**Work instruction**
Please return all lines of the data below containing the string "sticker".

**Data provided**
————————

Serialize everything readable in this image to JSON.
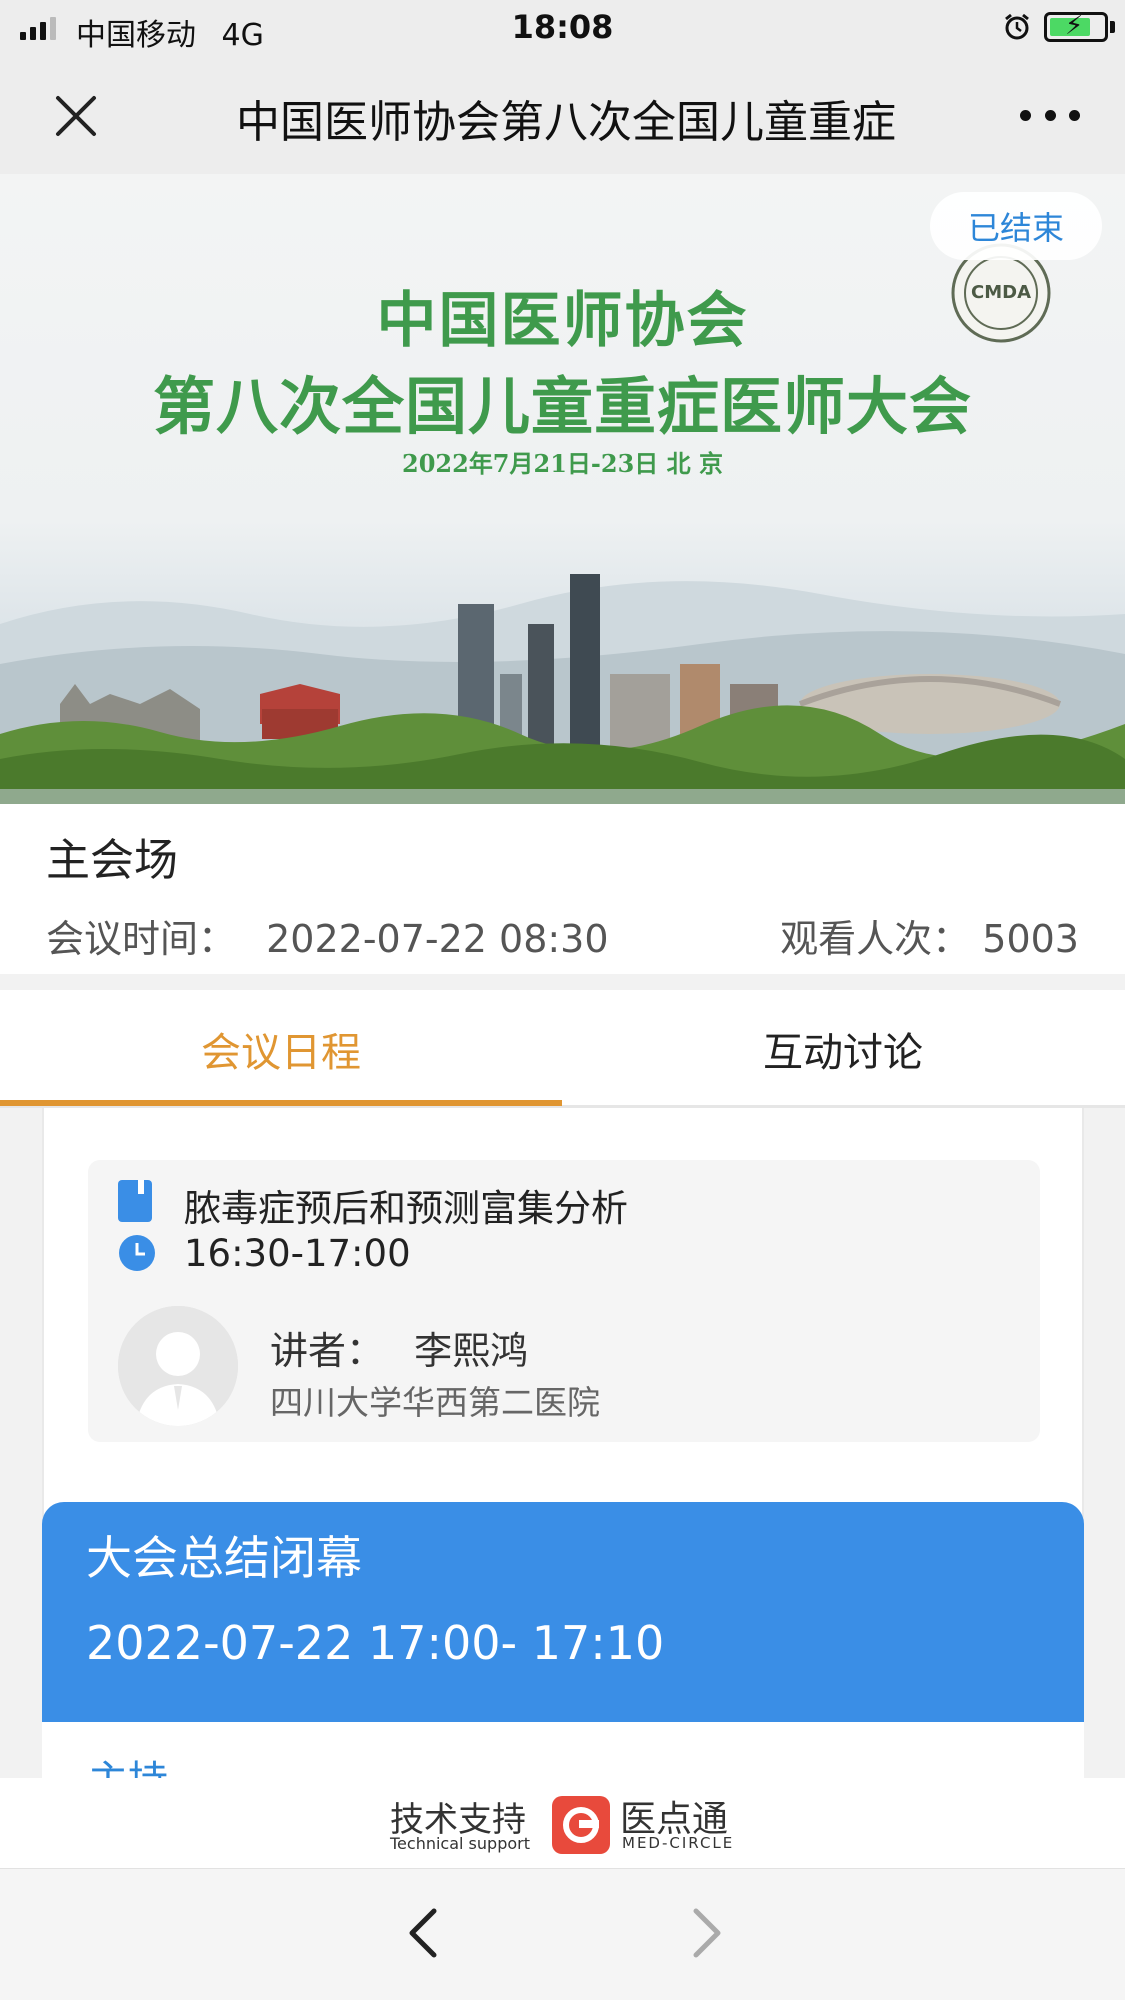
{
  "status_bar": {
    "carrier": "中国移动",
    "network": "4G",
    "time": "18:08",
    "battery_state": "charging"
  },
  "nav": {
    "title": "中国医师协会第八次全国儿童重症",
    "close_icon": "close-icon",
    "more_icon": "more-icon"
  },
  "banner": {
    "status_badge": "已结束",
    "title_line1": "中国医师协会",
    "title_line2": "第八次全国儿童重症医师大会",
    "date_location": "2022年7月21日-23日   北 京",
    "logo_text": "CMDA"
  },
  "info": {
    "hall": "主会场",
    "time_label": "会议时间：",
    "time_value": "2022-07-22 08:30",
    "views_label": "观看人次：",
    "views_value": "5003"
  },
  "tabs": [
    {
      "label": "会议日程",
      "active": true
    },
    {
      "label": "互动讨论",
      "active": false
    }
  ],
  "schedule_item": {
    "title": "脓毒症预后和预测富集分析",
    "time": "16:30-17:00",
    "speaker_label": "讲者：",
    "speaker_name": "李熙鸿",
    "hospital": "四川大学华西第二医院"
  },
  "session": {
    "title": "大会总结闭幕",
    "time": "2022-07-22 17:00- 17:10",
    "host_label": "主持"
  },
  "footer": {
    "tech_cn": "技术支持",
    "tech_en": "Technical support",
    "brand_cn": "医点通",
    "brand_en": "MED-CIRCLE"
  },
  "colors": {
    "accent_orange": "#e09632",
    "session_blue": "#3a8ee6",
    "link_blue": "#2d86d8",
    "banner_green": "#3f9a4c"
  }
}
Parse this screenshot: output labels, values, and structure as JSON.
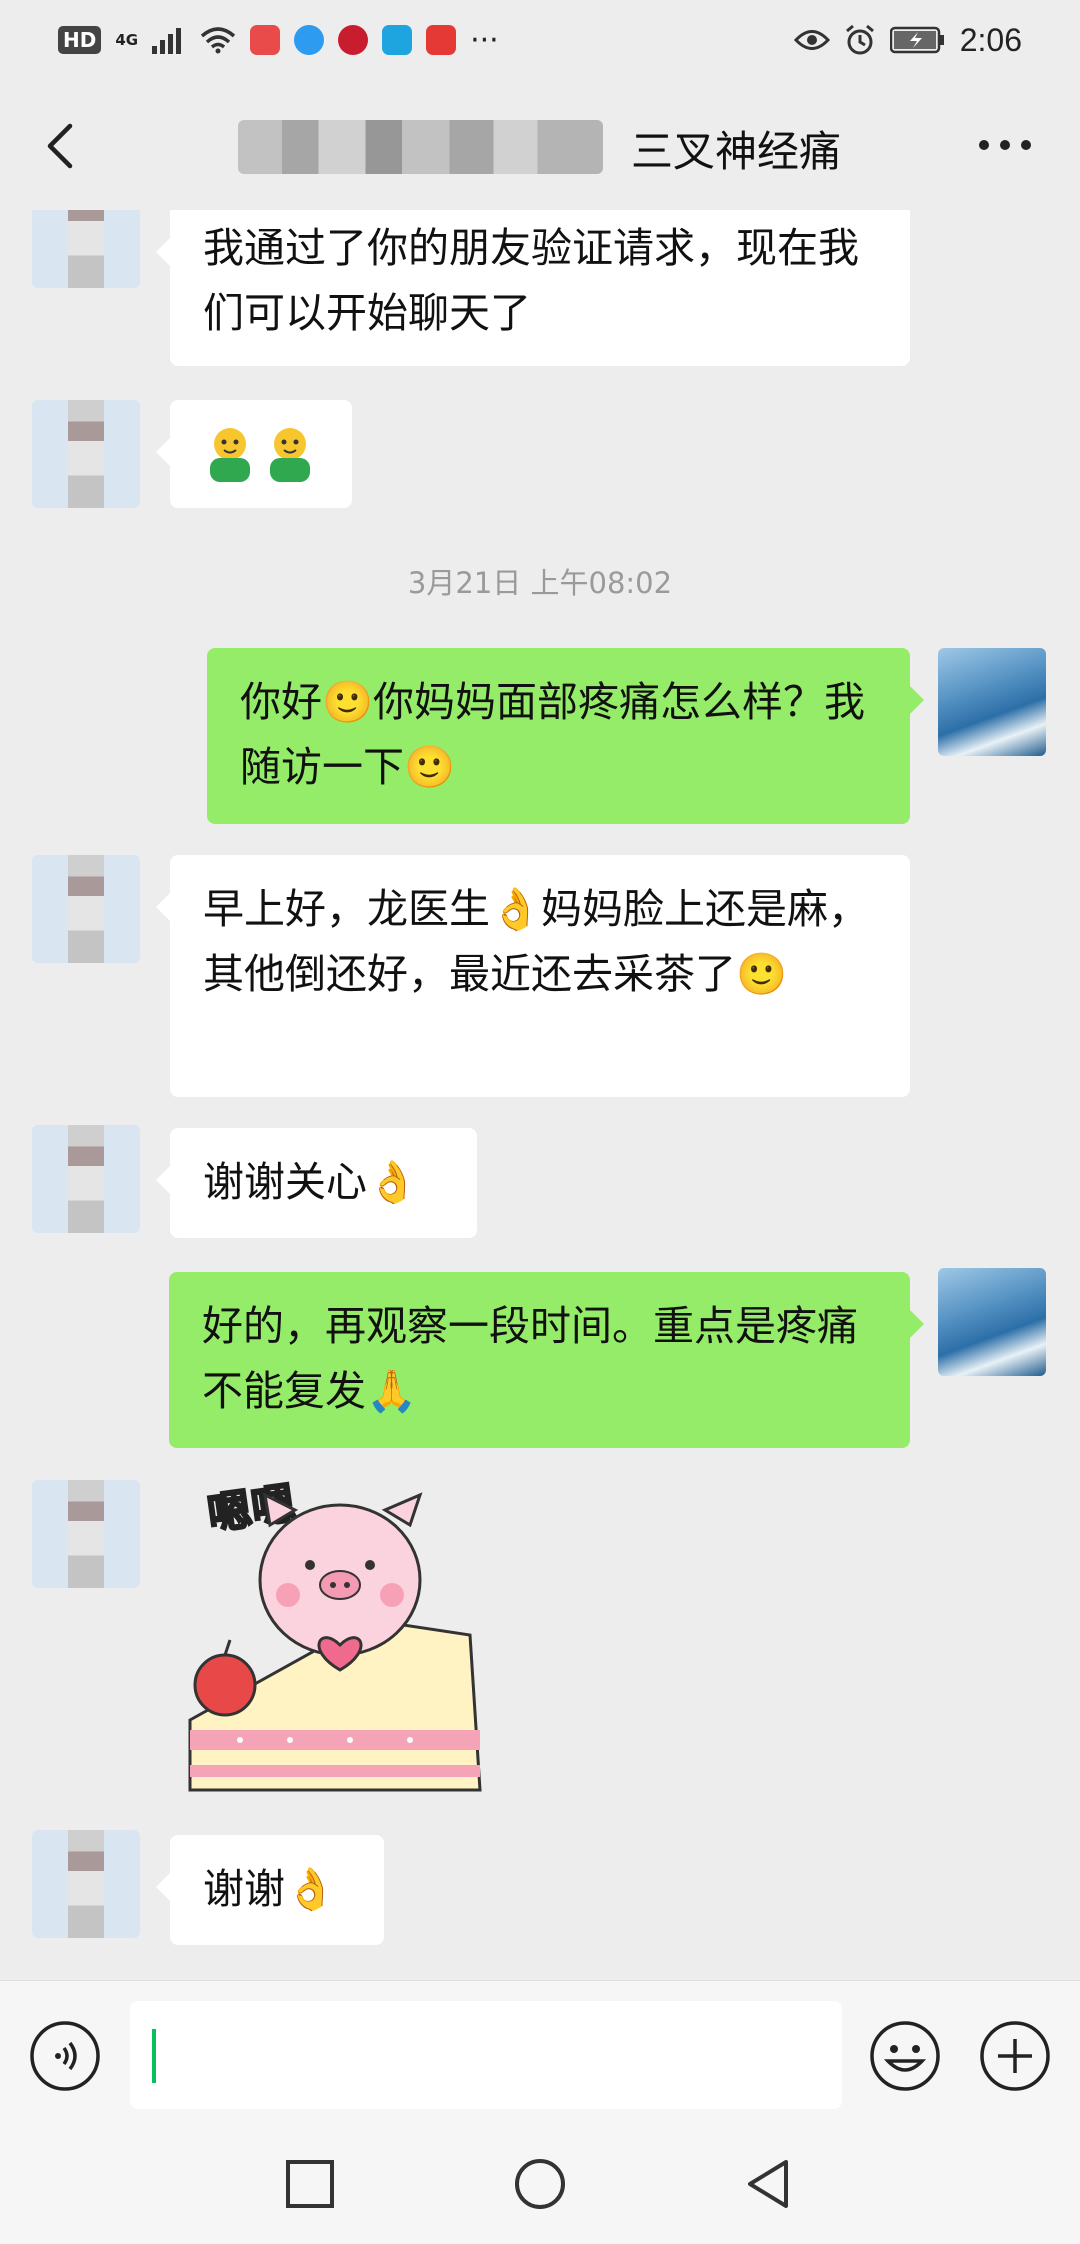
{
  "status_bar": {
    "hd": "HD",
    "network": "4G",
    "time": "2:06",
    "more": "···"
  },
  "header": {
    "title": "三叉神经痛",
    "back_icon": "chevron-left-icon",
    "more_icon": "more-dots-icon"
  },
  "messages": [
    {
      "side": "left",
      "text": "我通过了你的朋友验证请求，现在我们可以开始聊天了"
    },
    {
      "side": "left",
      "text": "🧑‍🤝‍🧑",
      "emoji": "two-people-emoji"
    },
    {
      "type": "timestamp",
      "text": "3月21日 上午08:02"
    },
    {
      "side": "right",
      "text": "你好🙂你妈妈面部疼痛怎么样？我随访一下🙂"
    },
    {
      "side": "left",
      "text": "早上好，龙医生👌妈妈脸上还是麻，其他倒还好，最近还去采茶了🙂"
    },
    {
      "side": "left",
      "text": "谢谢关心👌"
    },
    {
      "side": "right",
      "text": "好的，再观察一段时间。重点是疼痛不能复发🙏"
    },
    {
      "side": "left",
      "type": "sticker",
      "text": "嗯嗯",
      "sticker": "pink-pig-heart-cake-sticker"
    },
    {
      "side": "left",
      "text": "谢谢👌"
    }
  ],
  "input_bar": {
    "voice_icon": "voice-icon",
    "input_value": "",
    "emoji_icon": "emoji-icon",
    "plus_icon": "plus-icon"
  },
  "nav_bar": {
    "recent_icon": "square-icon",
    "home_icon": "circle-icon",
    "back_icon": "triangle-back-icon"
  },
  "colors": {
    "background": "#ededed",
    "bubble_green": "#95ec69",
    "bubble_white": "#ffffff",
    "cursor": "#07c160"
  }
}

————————

**Response**
      "type": "sticker",
      "sticker": "pink-pig-heart-cake-sticker"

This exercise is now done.